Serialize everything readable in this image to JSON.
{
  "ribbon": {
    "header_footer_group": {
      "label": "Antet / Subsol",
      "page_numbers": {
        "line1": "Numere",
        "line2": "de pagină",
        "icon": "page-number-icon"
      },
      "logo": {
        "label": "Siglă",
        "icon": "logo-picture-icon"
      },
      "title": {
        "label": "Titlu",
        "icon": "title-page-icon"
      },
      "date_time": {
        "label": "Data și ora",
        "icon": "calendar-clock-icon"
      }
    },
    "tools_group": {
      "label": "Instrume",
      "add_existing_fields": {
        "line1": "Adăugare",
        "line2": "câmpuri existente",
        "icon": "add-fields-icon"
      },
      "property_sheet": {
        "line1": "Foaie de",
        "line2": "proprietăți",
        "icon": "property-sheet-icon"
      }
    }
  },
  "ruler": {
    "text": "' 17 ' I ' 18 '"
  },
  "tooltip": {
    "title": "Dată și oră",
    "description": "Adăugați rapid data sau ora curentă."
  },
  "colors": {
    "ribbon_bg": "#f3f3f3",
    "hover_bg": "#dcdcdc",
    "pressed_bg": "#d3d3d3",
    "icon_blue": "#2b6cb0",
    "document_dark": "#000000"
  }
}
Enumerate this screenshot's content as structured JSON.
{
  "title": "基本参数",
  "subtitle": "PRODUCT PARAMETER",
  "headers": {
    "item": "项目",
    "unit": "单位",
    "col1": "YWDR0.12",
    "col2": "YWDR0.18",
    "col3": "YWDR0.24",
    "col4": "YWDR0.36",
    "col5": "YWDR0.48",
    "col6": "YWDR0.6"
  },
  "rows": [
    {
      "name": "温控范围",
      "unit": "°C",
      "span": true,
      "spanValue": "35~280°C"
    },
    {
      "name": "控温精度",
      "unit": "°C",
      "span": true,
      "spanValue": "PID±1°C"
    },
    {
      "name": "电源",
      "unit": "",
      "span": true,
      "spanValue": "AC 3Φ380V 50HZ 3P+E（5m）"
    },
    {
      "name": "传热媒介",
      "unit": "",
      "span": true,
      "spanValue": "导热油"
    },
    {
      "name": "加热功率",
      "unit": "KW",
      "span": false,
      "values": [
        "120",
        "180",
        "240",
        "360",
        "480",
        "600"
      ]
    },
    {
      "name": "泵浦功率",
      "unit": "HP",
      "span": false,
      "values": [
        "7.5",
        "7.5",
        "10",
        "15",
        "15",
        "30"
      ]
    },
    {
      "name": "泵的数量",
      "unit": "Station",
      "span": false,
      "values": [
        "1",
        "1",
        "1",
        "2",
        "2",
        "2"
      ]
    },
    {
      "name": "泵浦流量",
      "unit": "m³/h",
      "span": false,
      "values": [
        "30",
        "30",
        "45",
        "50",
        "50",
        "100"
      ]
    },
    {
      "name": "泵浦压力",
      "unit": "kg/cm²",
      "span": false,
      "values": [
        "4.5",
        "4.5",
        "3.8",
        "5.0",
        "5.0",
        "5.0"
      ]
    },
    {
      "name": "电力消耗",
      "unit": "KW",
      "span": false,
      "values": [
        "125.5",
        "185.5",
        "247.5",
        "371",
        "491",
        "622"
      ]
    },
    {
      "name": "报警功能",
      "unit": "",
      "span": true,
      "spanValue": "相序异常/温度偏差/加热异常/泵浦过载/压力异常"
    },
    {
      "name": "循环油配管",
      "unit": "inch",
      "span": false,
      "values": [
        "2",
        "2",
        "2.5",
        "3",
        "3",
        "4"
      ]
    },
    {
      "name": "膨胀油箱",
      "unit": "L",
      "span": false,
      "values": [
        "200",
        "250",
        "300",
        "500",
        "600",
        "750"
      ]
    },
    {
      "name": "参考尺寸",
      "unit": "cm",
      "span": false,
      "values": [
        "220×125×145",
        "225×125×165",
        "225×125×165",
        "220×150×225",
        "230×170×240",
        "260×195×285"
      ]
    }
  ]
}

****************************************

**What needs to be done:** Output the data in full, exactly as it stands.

**Written solution:**
Serialize everything readable in this image to JSON.
{
  "ribbon": {
    "header_footer_group": {
      "label": "Antet / Subsol",
      "page_numbers": {
        "line1": "Numere",
        "line2": "de pagină",
        "icon": "page-number-icon"
      },
      "logo": {
        "label": "Siglă",
        "icon": "logo-picture-icon"
      },
      "title": {
        "label": "Titlu",
        "icon": "title-page-icon"
      },
      "date_time": {
        "label": "Data și ora",
        "icon": "calendar-clock-icon"
      }
    },
    "tools_group": {
      "label": "Instrume",
      "add_existing_fields": {
        "line1": "Adăugare",
        "line2": "câmpuri existente",
        "icon": "add-fields-icon"
      },
      "property_sheet": {
        "line1": "Foaie de",
        "line2": "proprietăți",
        "icon": "property-sheet-icon"
      }
    }
  },
  "ruler": {
    "text": "' 17 ' I ' 18 '"
  },
  "tooltip": {
    "title": "Dată și oră",
    "description": "Adăugați rapid data sau ora curentă."
  },
  "colors": {
    "ribbon_bg": "#f3f3f3",
    "hover_bg": "#dcdcdc",
    "pressed_bg": "#d3d3d3",
    "icon_blue": "#2b6cb0",
    "document_dark": "#000000"
  }
}
Enumerate this screenshot's content as structured JSON.
{
  "title": "基本参数",
  "subtitle": "PRODUCT PARAMETER",
  "headers": {
    "item": "项目",
    "unit": "单位",
    "col1": "YWDR0.12",
    "col2": "YWDR0.18",
    "col3": "YWDR0.24",
    "col4": "YWDR0.36",
    "col5": "YWDR0.48",
    "col6": "YWDR0.6"
  },
  "rows": [
    {
      "name": "温控范围",
      "unit": "°C",
      "span": true,
      "spanValue": "35~280°C"
    },
    {
      "name": "控温精度",
      "unit": "°C",
      "span": true,
      "spanValue": "PID±1°C"
    },
    {
      "name": "电源",
      "unit": "",
      "span": true,
      "spanValue": "AC 3Φ380V 50HZ 3P+E（5m）"
    },
    {
      "name": "传热媒介",
      "unit": "",
      "span": true,
      "spanValue": "导热油"
    },
    {
      "name": "加热功率",
      "unit": "KW",
      "span": false,
      "values": [
        "120",
        "180",
        "240",
        "360",
        "480",
        "600"
      ]
    },
    {
      "name": "泵浦功率",
      "unit": "HP",
      "span": false,
      "values": [
        "7.5",
        "7.5",
        "10",
        "15",
        "15",
        "30"
      ]
    },
    {
      "name": "泵的数量",
      "unit": "Station",
      "span": false,
      "values": [
        "1",
        "1",
        "1",
        "2",
        "2",
        "2"
      ]
    },
    {
      "name": "泵浦流量",
      "unit": "m³/h",
      "span": false,
      "values": [
        "30",
        "30",
        "45",
        "50",
        "50",
        "100"
      ]
    },
    {
      "name": "泵浦压力",
      "unit": "kg/cm²",
      "span": false,
      "values": [
        "4.5",
        "4.5",
        "3.8",
        "5.0",
        "5.0",
        "5.0"
      ]
    },
    {
      "name": "电力消耗",
      "unit": "KW",
      "span": false,
      "values": [
        "125.5",
        "185.5",
        "247.5",
        "371",
        "491",
        "622"
      ]
    },
    {
      "name": "报警功能",
      "unit": "",
      "span": true,
      "spanValue": "相序异常/温度偏差/加热异常/泵浦过载/压力异常"
    },
    {
      "name": "循环油配管",
      "unit": "inch",
      "span": false,
      "values": [
        "2",
        "2",
        "2.5",
        "3",
        "3",
        "4"
      ]
    },
    {
      "name": "膨胀油箱",
      "unit": "L",
      "span": false,
      "values": [
        "200",
        "250",
        "300",
        "500",
        "600",
        "750"
      ]
    },
    {
      "name": "参考尺寸",
      "unit": "cm",
      "span": false,
      "values": [
        "220×125×145",
        "225×125×165",
        "225×125×165",
        "220×150×225",
        "230×170×240",
        "260×195×285"
      ]
    }
  ]
}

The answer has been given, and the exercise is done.